Category Archives: debt bubble

16/5/19: Identifying Debt Bubble 4.0


Having just posted on the debt supercycle-related comments from Gundlach (https://trueeconomics.blogspot.com/2019/05/16519-gundlach-on-us-economy-and-debt.html), here is a chart identifying these super-cycles in the U.S. economy:


The periods of significant leverage in the U.S. economy have been identified as follows:

  • First, I took nominal GDP growth rates (q/q) snd nominal total non-financial debt growth rates (also q/q) for the entire period of data coverage for which all data points are available (since 1Q 1966). 
  • Second, I adjusted nominal non-financial debt growth rates to reflect the evolving ratio of debt to U.S. GDP.
  • Third, I subtracted adjusted debt growth rates from nominal GDP growth rates to arrive at change in leverage risk direction. This is the difference figure shown in the chart below. Positive numbers reflect quarters when GDP growth rate exceeded growth in GDP-ratio-adjusted debt and are periods of deleveraging in the economy, and negative periods correspond to the situation where GDP growth rate was exceeded by GDP-ratio-adjusted growth rate in debt.
  • Fourth, I calculated 99% confidence interval for historical average difference (shown in the chart below).
  • Fifth, I identified three regimes of debt evolution: Regime 1 = "Deleveraging" corresponds to the Difference variable being non-negative (periods where the gap between growth rate in GDP and growth rate in debt is non-negative); Regime 2 = "Non-significant leveraging up" corresponds to periods where the gap (difference) between GDP growth rate and debt growth rate is between zero and the lower bound of the confidence interval for historical average difference; and Regime 3 = "Significant Leveraging up" corresponds to the periods where statistically-speaking, the negative gap between growth in GDP and growth in debt is statistically significantly below the historical average.
I highlighted in the above chart four periods of significant, persistent leveraging up, identified as Debt Bubbles 1-4. There is absolutely zero (statistical) doubt that the current period of economic recovery is yet another manifestation of a Debt Bubble. And, given the composition of the debt increases since the end of the Global Financial Crisis, this latest Bubble is evident across all three components of non-financial debt: the households, corporates and the U.S. Federal Government. 
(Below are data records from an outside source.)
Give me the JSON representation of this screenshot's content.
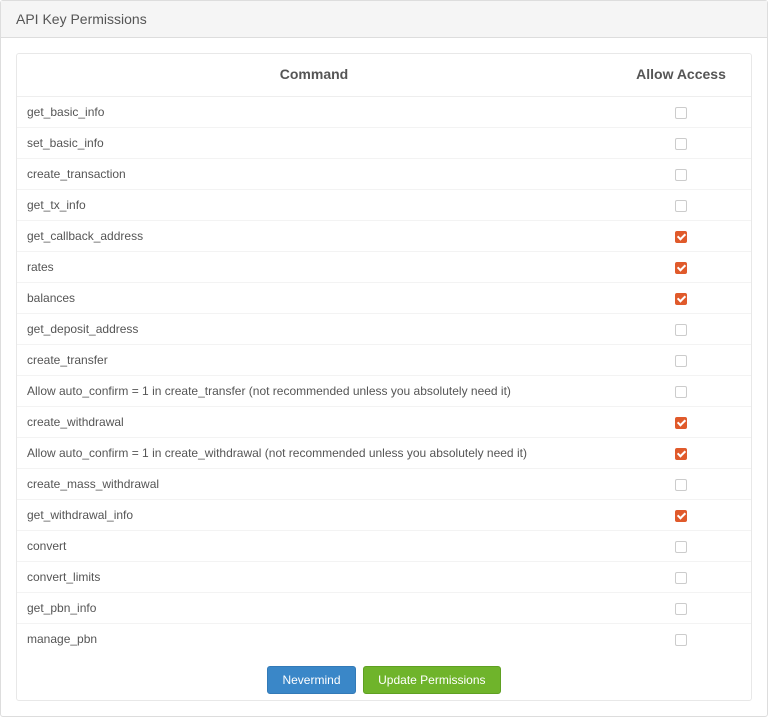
{
  "panel": {
    "title": "API Key Permissions"
  },
  "table": {
    "headers": {
      "command": "Command",
      "allow": "Allow Access"
    },
    "rows": [
      {
        "command": "get_basic_info",
        "checked": false
      },
      {
        "command": "set_basic_info",
        "checked": false
      },
      {
        "command": "create_transaction",
        "checked": false
      },
      {
        "command": "get_tx_info",
        "checked": false
      },
      {
        "command": "get_callback_address",
        "checked": true
      },
      {
        "command": "rates",
        "checked": true
      },
      {
        "command": "balances",
        "checked": true
      },
      {
        "command": "get_deposit_address",
        "checked": false
      },
      {
        "command": "create_transfer",
        "checked": false
      },
      {
        "command": "Allow auto_confirm = 1 in create_transfer (not recommended unless you absolutely need it)",
        "checked": false
      },
      {
        "command": "create_withdrawal",
        "checked": true
      },
      {
        "command": "Allow auto_confirm = 1 in create_withdrawal (not recommended unless you absolutely need it)",
        "checked": true
      },
      {
        "command": "create_mass_withdrawal",
        "checked": false
      },
      {
        "command": "get_withdrawal_info",
        "checked": true
      },
      {
        "command": "convert",
        "checked": false
      },
      {
        "command": "convert_limits",
        "checked": false
      },
      {
        "command": "get_pbn_info",
        "checked": false
      },
      {
        "command": "manage_pbn",
        "checked": false
      }
    ]
  },
  "buttons": {
    "nevermind": "Nevermind",
    "update": "Update Permissions"
  }
}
9/1/19: Student Debt Bubble Adjusted for Wages and Employment Costs Growth


Student loans debt has been steadily rising in recent years, at rates far in excess of the rates of growth in overall credit to the U.S. households. However, the data shows conclusively, that the degree of leverage risk implied by growing student debt is now out of control. Here are two charts, referencing the levels of student debt to earnings and employment costs since 1Q 2005:
Source: Bloomberg

Source: my own calculations based on data from Fred database
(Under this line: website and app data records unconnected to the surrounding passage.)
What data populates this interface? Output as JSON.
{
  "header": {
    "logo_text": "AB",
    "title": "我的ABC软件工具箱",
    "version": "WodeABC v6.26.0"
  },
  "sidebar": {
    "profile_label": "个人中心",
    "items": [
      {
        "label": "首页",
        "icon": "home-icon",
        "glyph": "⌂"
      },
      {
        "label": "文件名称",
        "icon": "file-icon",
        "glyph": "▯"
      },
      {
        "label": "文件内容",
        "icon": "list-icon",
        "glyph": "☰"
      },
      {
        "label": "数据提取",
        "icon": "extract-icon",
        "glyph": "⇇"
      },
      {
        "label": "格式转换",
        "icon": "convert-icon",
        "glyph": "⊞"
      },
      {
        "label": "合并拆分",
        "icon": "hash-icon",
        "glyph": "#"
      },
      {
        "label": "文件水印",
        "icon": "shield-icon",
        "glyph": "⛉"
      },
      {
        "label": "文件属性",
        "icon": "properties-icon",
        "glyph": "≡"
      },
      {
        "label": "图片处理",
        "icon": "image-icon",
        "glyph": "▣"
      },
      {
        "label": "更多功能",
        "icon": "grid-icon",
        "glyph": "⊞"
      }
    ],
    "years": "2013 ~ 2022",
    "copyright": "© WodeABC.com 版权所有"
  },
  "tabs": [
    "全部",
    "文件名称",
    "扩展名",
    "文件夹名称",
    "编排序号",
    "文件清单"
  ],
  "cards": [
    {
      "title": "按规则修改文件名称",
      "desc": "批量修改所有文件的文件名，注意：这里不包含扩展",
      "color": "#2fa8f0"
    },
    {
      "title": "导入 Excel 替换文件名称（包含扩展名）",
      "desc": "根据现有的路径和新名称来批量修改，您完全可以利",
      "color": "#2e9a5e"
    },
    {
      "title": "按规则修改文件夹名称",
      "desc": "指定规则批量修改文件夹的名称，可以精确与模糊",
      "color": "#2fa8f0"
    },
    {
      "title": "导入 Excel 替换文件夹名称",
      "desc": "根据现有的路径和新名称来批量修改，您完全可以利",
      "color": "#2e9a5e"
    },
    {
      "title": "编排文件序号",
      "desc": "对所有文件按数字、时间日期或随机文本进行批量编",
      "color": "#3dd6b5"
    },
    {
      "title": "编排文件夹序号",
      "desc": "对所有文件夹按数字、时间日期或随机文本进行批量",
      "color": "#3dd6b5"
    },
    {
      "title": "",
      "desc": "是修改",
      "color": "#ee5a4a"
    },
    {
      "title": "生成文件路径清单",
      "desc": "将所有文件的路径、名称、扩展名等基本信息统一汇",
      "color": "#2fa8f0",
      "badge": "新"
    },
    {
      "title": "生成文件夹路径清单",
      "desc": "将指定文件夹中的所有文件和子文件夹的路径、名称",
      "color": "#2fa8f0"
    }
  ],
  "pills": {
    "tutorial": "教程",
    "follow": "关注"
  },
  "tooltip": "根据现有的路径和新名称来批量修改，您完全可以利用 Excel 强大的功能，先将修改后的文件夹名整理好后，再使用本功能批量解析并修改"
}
In very simple terms, adjusting for labor compensation to college graduates, student debt growth rates since 1Q 2005 have exceeded the growth rates in returns to college degrees. The rate of this excess, cumulated from 2005-2006 period is around 2.5 times. In other words, student debt has grown 2.5 times more than the growth rate in college degree-holder's labour compensation.

9/1/19: Student Debt Bubble Adjusted for Wages and Employment Costs Growth
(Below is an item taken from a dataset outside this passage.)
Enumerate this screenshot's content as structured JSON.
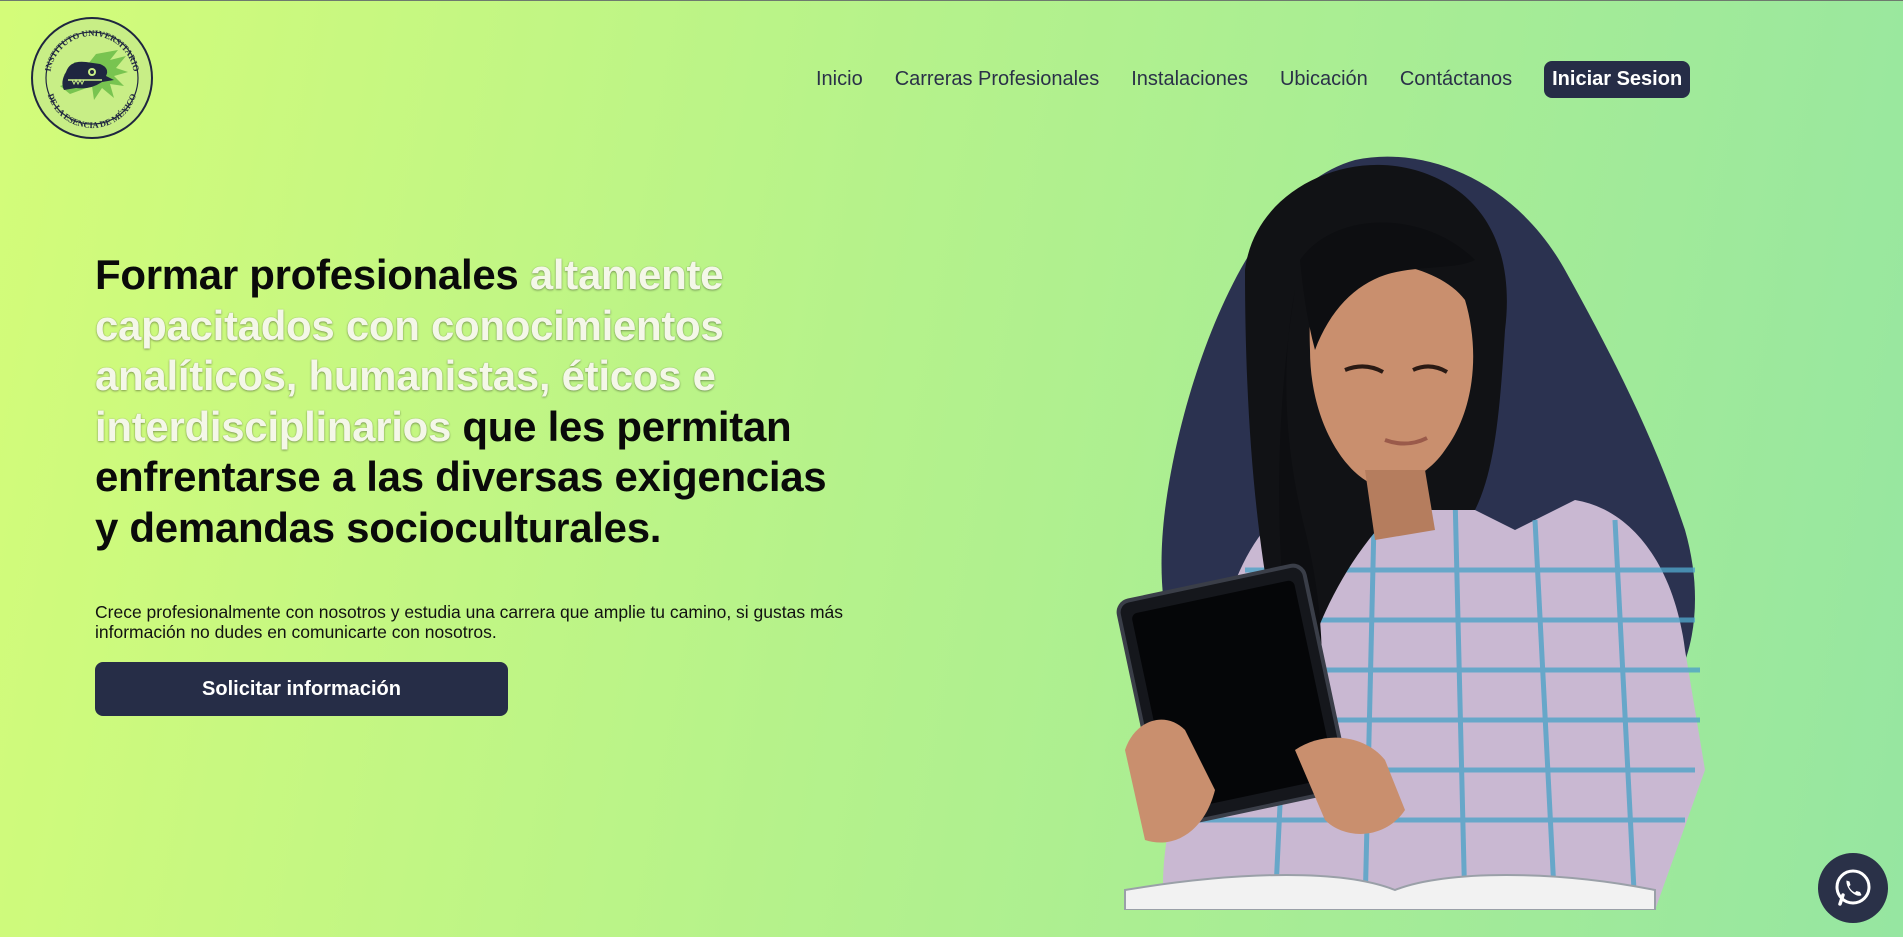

Student loans debt has been steadily rising in recent years, at rates far in excess of the rates of growth in overall credit to the U.S. households. However, the data shows conclusively, that the degree of leverage risk implied by growing student debt is now out of control. Here are two charts, referencing the levels of student debt to earnings and employment costs since 1Q 2005:
Source: Bloomberg

Source: my own calculations based on data from Fred database

In very simple terms, adjusting for labor compensation to college graduates, student debt growth rates since 1Q 2005 have exceeded the growth rates in returns to college degrees. The rate of this excess, cumulated from 2005-2006 period is around 2.5 times. In other words, student debt has grown 2.5 times more than the growth rate in college degree-holder's labour compensation.

27/12/18: Mr. Draghi’s Santa: Ending QE, Frankfurt Style


It's Christmas time, and - Merry / Happy Christmas to all reading the blog - Mr. Draghi is intent on delivering a handful of new presents for the kids. Ho-Ho-Ho... folks:


The ECB balancesheet has just hit a new high of 42% of Eurozone GDP, up from 39.7% at the end of 3Q 2018. Although the ECB has announced its termination of new purchases of assets under the QE, starting in January 2019, the bank has continued buying assets in December, and it will continue replacing maturing debt it holds into some years to come.

Despite the decline in the Euro value, expressed in dollar terms, ECB's balancesheet is the largest of the G3 Central Banks, ahead of both the Fed and the BOJ.

Ho-Ho-Ho... folks. The party is still going on, although the guests are too drunk to walk. Meanwhile, global liquidity has been stagnant on-trend since the start of 2015.


And now the white powder of debt is no longer sufficient to prop up the punters off the dance floor:


Ho-Ho-Ho... folks.